Problem description. What is the number of lines in the material below that include the word "into"? Write that number and nothing more.

Data.
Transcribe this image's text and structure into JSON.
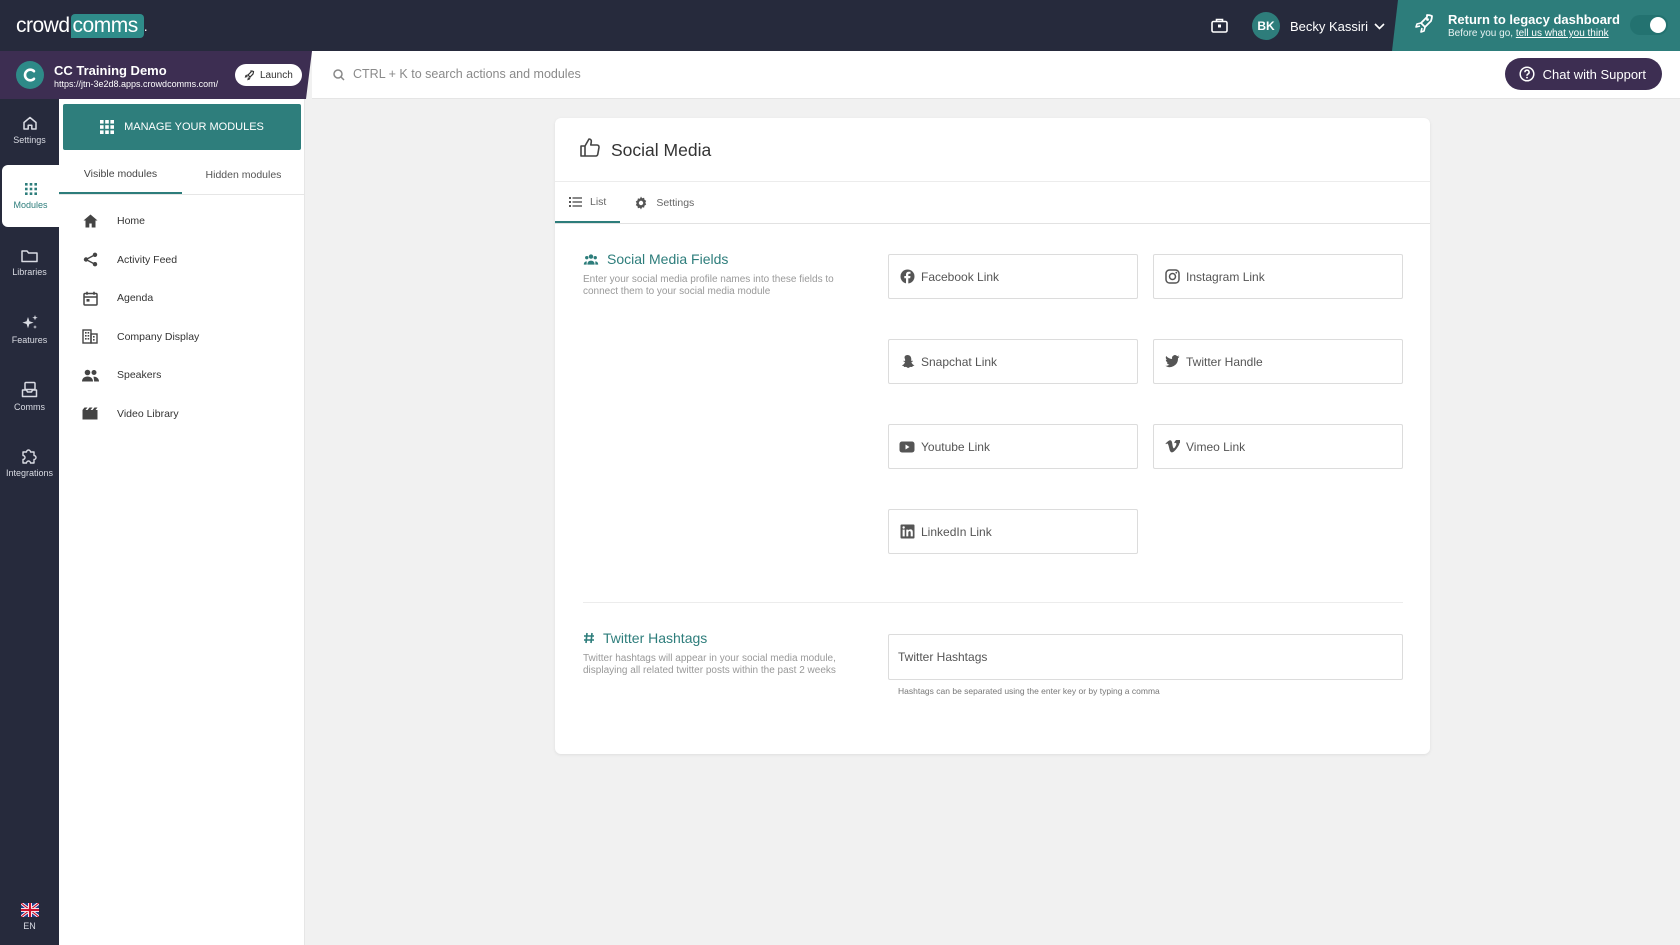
{
  "topbar": {
    "logo_text": "crowd",
    "logo_accent": "comms",
    "user_initials": "BK",
    "user_name": "Becky Kassiri",
    "legacy_title": "Return to legacy dashboard",
    "legacy_sub": "Before you go,",
    "legacy_link": "tell us what you think"
  },
  "event": {
    "name": "CC Training Demo",
    "url": "https://jtn-3e2d8.apps.crowdcomms.com/",
    "launch_label": "Launch"
  },
  "search": {
    "placeholder": "CTRL + K to search actions and modules"
  },
  "support": {
    "label": "Chat with Support"
  },
  "rail": {
    "items": [
      {
        "label": "Settings",
        "icon": "home-icon"
      },
      {
        "label": "Modules",
        "icon": "grid-icon"
      },
      {
        "label": "Libraries",
        "icon": "folder-icon"
      },
      {
        "label": "Features",
        "icon": "sparkle-icon"
      },
      {
        "label": "Comms",
        "icon": "inbox-icon"
      },
      {
        "label": "Integrations",
        "icon": "puzzle-icon"
      }
    ],
    "language": "EN"
  },
  "modules_panel": {
    "manage_label": "MANAGE YOUR MODULES",
    "tabs": [
      "Visible modules",
      "Hidden modules"
    ],
    "items": [
      {
        "label": "Home",
        "icon": "home-icon"
      },
      {
        "label": "Activity Feed",
        "icon": "share-icon"
      },
      {
        "label": "Agenda",
        "icon": "calendar-icon"
      },
      {
        "label": "Company Display",
        "icon": "building-icon"
      },
      {
        "label": "Speakers",
        "icon": "people-icon"
      },
      {
        "label": "Video Library",
        "icon": "film-icon"
      }
    ]
  },
  "card": {
    "title": "Social Media",
    "tabs": [
      "List",
      "Settings"
    ],
    "social_fields": {
      "title": "Social Media Fields",
      "description": "Enter your social media profile names into these fields to connect them to your social media module",
      "fields": [
        {
          "placeholder": "Facebook Link",
          "icon": "facebook-icon"
        },
        {
          "placeholder": "Instagram Link",
          "icon": "instagram-icon"
        },
        {
          "placeholder": "Snapchat Link",
          "icon": "snapchat-icon"
        },
        {
          "placeholder": "Twitter Handle",
          "icon": "twitter-icon"
        },
        {
          "placeholder": "Youtube Link",
          "icon": "youtube-icon"
        },
        {
          "placeholder": "Vimeo Link",
          "icon": "vimeo-icon"
        },
        {
          "placeholder": "LinkedIn Link",
          "icon": "linkedin-icon"
        }
      ]
    },
    "hashtags": {
      "title": "Twitter Hashtags",
      "description": "Twitter hashtags will appear in your social media module, displaying all related twitter posts within the past 2 weeks",
      "placeholder": "Twitter Hashtags",
      "hint": "Hashtags can be separated using the enter key or by typing a comma"
    }
  },
  "colors": {
    "accent": "#2d7d7b",
    "nav": "#262a3c",
    "event": "#3d2e52"
  }
}
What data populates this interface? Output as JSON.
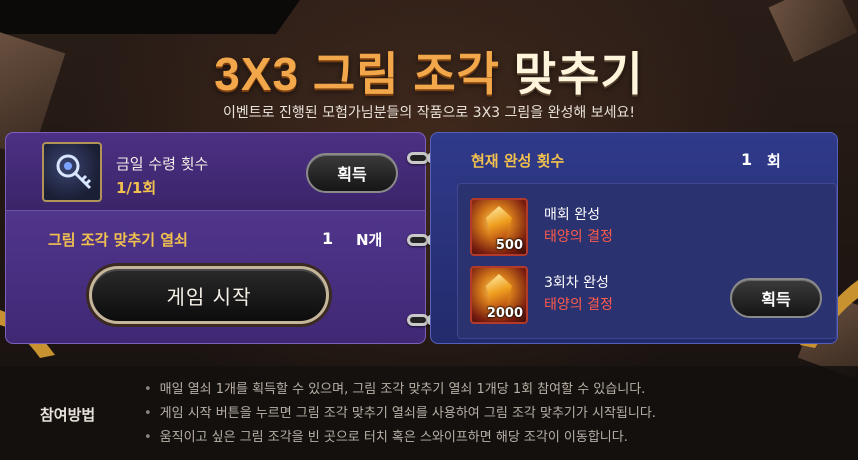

Answer to this task. 2